Here I sit, all ready to start work on the new garden and we’re predicted to get rain through Wednesday, and possible showers on Thursday. Argh! I need to get this garden in place before I leave for my sister reunion, so that all my little plants will still be alive when I get home.
I’ve given up on getting the greenhouse up before I leave, because the first thing I have to do is paint all the lumber and I won’t be able to do that until the weekend, because of the rain. That’s also when I can work on the garden and that is more important, at the moment, than the greenhouse.
One thing you never want to do is work with your soil when it is too wet or too dry. It can destroy it. So, I’ll wait until it is at the proper moisture level before I do anything on it. Don’t want to destroy the soil before I’ve even planted anything.
That is how life is when you are working with nature. Sometimes you just don’t have the same timing for things. So, what do I do. I get as much done as I can and make the best of my four days inside. I’ll do some much needed sewing and preparations for the trip, get some items up on eBay, and read my gardening magazines until the soil drys out enough to work with it again.
Oh, just so you’ll know I’ll be taking the plastic off the new garden space tomorrow. It needs to get rained on some, so that the tiller can work the soil more easily.
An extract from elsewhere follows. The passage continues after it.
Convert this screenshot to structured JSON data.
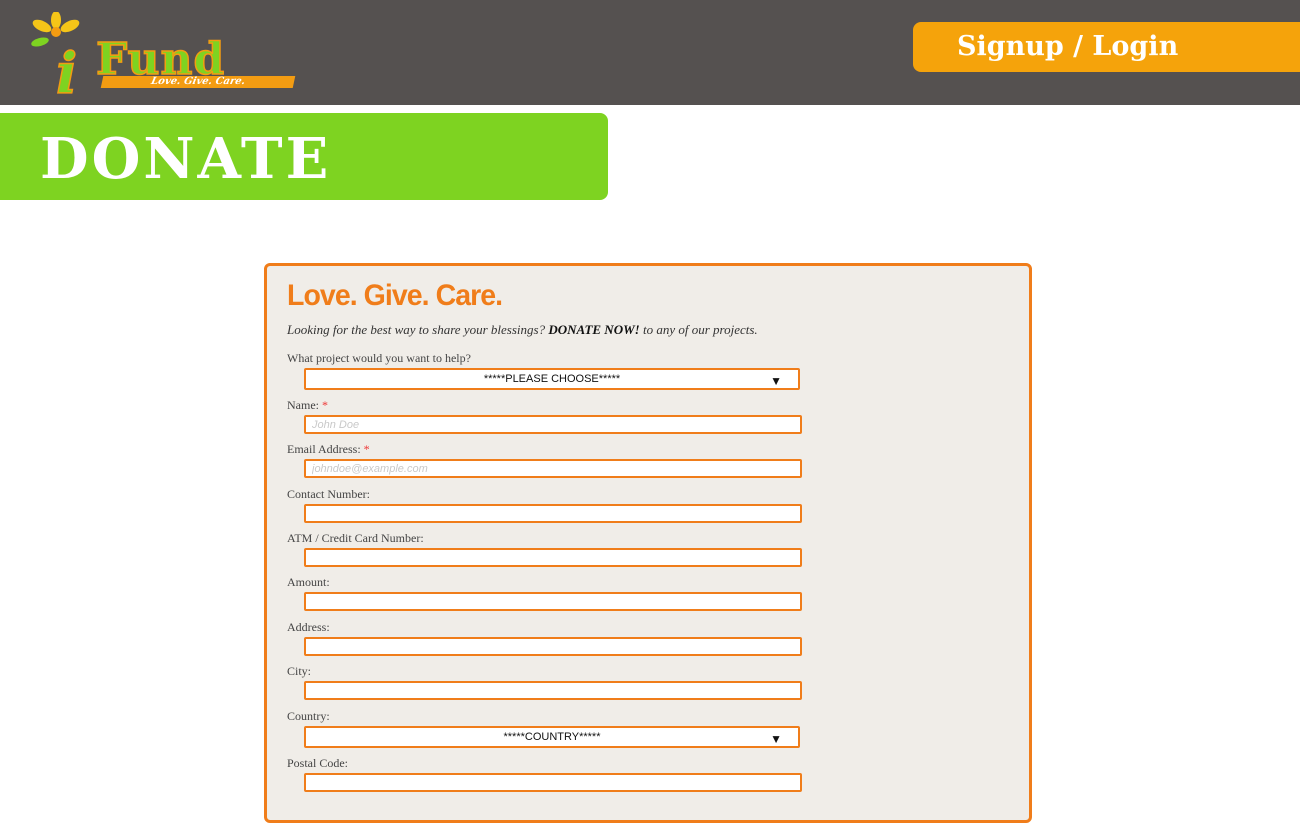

I’ll put a picture up here once I do that.
I’m hoping to be able to talk my husband into helping with the rototilling, as it is quite a job for me and this garden is REALLY big.
So, when at first you can’t do what you planned, be creative and find a good way to use time you had planned to use differently!
As the summer comes to an end your yard may be looking a little tired. The green of the trees has lost its vibrancy, annuals are looking bedraggled from heat stress, and perennials are finished with their bloom.
For most people the flowers of fall are pansies and chrysanthemums, however, there are a lot of other plants you can add to your garden to spark things up.
Of course all annuals will perform depending on your zone, so check out and see if there are any that will continue to perform for you throughout the fall season. In my yard I have dianthus, which is supposed to be an annual, but has become a near perennial; snapdragons, the tall old fashioned variety; Victoria salvia, that is the common name here, but it is the salvia that has blue or white spikes of flowers on them, they too are near perennials for me; flowering kale; and gazanias, these hold up to quite heavy frosts and keep blooming. Of course I have pansies, violas, and chrysanthemums, as well.
For perennials I have asters, Japanese anemone, and goldenrod. There’s also a wonderfully fragrant, fall clematis. Autumn olive, considered a nuisance plant in some areas, so check, has tiny fragrant flowers on it that you can smell from half a block away if the breeze is right.
So, there’s no reason to not have color right up until the first hard frost, and sometimes beyond.